My team mate Sven shows his photos in the camera’s viewer. Again, a serious discussion ensues.
And yet, in most other places in the Global South, the photography habit – despite the now common ‘selfie’ routine – continues to pose a controversial dilemma. Why be so pre-occupied with taking photos all the time? Why not just be present and pay attention? Why not just buy the book created by professional photographers? Photography is a painfully commercial transaction in places like southern Ethiopia amongst the Mursi for instance, while in northern Chad among the local Tubu people, photography is an absolute no-no to the point of aggression when they spot you taking a picture of people or their domestic environments. Here, I didn’t even take my drawing to the test. We stayed away from doing portraits of people altogether and stuck to photographing the remote, spectacular landscape of the Sahara.
Young women and girls participate in the Gerewol festivities, older married women don’t: they stay in their camp minding the young children and doing the food preparation such as butter churning and millet grinding. There’s a baby hiding in the folds of her clothing somewhere, but she won’t show it to us.
‘Start them young:’ Girls and boys do their own dancing practice earlier in the day.
The question of ‘tribal tourism,’ good or bad, continues. The way the details of it were negotiated with the tribal leadership is a good one I believe, to let the ‘host-subjects’ decide for themselves how it is to be practised.
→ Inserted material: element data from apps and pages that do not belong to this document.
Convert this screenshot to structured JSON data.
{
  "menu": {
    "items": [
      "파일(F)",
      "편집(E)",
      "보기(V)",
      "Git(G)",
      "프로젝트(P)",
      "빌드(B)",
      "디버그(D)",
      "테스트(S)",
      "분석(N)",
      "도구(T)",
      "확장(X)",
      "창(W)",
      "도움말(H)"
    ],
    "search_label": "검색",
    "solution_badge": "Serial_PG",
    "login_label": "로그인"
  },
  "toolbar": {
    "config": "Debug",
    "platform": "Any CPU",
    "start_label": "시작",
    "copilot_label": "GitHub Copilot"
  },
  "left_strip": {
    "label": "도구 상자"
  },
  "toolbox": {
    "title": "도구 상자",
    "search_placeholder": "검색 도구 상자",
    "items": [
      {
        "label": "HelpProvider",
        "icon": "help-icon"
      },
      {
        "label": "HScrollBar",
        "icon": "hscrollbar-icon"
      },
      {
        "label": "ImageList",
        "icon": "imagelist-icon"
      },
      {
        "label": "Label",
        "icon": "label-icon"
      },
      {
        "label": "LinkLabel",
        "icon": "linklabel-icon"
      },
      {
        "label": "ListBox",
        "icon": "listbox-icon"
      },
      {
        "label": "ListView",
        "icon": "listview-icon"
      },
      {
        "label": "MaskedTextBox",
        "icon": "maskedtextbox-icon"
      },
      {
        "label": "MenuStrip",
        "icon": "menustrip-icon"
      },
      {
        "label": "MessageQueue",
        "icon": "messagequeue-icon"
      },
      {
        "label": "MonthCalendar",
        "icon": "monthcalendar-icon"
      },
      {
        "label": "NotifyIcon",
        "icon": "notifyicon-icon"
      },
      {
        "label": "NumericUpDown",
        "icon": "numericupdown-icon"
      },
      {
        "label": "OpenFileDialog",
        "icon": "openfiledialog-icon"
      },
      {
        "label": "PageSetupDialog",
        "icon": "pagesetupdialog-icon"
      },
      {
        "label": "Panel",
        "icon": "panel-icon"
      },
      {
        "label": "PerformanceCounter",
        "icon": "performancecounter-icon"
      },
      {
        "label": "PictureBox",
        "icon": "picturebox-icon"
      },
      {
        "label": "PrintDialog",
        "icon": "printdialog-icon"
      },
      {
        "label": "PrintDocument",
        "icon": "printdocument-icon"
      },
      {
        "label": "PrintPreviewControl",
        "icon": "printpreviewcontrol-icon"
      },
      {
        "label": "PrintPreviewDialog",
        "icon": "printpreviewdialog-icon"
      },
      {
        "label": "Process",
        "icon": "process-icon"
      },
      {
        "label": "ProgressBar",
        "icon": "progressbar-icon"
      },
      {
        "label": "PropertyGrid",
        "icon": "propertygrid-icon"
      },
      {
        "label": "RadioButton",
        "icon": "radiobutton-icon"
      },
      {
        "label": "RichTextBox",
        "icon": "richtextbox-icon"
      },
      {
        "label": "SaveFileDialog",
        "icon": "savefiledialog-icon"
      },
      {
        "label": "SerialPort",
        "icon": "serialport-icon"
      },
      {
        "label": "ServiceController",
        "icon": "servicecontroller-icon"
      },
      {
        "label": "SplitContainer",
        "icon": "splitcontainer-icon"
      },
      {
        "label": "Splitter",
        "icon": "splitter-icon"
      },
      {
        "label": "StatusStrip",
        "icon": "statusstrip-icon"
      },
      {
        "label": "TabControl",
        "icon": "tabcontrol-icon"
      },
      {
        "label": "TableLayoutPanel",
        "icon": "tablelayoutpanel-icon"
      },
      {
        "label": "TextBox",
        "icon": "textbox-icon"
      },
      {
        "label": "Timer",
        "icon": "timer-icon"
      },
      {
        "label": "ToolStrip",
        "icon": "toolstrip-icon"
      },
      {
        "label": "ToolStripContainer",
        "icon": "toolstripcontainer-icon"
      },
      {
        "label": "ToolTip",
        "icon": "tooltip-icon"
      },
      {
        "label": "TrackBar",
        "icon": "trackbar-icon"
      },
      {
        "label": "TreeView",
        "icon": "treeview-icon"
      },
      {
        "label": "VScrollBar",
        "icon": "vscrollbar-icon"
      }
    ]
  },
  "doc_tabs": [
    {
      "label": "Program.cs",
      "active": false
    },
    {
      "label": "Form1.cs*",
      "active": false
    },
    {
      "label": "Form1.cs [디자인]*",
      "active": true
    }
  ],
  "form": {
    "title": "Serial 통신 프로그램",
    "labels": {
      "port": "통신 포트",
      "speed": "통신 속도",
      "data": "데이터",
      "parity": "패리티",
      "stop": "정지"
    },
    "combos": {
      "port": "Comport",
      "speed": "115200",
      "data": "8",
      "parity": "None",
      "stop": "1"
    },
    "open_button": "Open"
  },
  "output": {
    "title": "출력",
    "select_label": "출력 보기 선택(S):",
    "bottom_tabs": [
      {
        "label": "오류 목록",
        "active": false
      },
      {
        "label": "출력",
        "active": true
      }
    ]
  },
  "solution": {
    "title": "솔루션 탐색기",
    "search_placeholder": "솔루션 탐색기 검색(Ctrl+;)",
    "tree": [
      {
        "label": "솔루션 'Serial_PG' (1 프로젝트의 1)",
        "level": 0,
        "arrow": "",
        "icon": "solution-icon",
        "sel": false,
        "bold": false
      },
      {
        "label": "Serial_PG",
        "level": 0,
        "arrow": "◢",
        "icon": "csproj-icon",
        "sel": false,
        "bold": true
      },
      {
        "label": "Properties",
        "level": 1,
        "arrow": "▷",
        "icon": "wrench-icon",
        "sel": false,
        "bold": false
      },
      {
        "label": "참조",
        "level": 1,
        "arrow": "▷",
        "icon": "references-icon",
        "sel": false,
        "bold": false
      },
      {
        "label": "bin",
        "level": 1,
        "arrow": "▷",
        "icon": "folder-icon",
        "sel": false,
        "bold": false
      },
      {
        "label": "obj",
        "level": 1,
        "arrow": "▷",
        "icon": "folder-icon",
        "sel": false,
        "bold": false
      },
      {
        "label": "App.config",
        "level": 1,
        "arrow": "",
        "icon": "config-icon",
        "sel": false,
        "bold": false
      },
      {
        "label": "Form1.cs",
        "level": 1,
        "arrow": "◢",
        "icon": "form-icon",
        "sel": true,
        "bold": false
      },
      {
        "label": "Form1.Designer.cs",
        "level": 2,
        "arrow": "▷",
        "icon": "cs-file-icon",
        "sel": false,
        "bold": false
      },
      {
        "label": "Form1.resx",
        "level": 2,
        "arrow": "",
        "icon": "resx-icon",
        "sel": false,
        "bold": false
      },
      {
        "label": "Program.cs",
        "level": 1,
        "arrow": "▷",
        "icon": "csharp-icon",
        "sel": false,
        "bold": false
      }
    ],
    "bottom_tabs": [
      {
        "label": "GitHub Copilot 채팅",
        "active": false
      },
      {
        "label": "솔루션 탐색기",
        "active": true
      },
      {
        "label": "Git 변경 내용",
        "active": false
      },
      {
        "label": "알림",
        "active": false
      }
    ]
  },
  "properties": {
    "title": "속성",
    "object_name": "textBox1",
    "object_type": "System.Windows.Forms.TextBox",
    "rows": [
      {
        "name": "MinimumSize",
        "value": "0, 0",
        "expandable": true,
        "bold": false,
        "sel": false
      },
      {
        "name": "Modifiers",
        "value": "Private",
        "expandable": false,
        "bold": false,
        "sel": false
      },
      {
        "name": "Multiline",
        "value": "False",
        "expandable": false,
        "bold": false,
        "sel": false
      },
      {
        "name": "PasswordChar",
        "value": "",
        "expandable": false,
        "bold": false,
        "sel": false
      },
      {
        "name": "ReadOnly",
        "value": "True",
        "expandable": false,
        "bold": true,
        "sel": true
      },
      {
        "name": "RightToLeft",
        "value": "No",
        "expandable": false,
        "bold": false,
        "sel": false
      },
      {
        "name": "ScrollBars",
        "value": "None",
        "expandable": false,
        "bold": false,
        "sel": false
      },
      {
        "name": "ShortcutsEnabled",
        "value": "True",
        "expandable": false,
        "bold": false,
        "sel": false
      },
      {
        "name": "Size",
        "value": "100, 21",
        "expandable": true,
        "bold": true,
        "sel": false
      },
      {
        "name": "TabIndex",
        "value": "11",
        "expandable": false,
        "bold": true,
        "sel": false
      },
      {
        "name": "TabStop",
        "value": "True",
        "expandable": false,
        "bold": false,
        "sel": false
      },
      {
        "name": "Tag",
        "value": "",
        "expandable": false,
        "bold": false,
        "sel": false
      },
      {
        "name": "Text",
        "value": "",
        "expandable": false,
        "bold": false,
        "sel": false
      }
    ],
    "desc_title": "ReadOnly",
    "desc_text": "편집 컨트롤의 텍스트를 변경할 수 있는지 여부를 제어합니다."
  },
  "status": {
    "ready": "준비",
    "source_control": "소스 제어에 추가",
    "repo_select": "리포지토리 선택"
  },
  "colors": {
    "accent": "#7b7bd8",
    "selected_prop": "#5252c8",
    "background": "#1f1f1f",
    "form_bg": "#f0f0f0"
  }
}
Nowadays, many so-called eco- or community-based tourism programs have been developed, where the hosts themselves are fully in charge of the encounter. We’re all part of this world, we’re all in it together and being aware, thoughtful and respectful of what’s left of our marvelous human and planetary diversity is important. We could conceivably change our ways, think in more divergent ways and become adaptive enough for our ultimate survival as a species. Talk to diverse people, learn from them. Don’t stay home, don’t keep your head in the sand or refuse to learn anything new, is my take on an actively engaged, global citizenship.
Thank you, Wodaabe folks, for hosting us and tolerating our peculiar, probing ways and curious absence of physical elegance, decoration, song or dance. By lack of Netflix, I hope we were amusing entertainment for you during your one week away from herding animals, walking like you normally do for many miles each day, looking for water, good campsites and suitable grazing grounds, staring at the rears of cows for the most part but more importantly, keeping your intimate knowledge of all aspects of the land alive. You’re creative, resilient pragmatists and you’ll survive if the government of the country you happen to move around in – Chad, Niger or Nigeria – allows. Who knows, we may need your advice one day when we, city people, have thoroughly painted ourselves in the corner of our own tragically exhausted habitat.
Creative decoration: anything goes as long as it’s colourful: ‘scrubbies’ are fabulous, as are whistles (photo by Lia LaPiana). The adolescent girl shows the typical woman’s hairdo with the topknot tied to the forehead with a beaded band, and prominent scarification on her face.
Recommended further reading (most anthropological research on the Wodaabe has been done among distantly related clans in neighbouring Niger, not Chad):
Kristin Loftsdottir: ‘The Bush is Sweet, Identity, Power and Development among Wodaabe Fulani in Niger,’ 2008;
Sandrine Loncke: ‘Musique, danse et lieu social chez les Peuls nomades Wodaabe du Niger,’ 2015;
Anthony Sattin: ‘Nomads, the wanderers who shaped our world,’ 2022;
Carol Beckwith & Angela Fisher: ‘Africa Adorned’ and ‘African Ark.’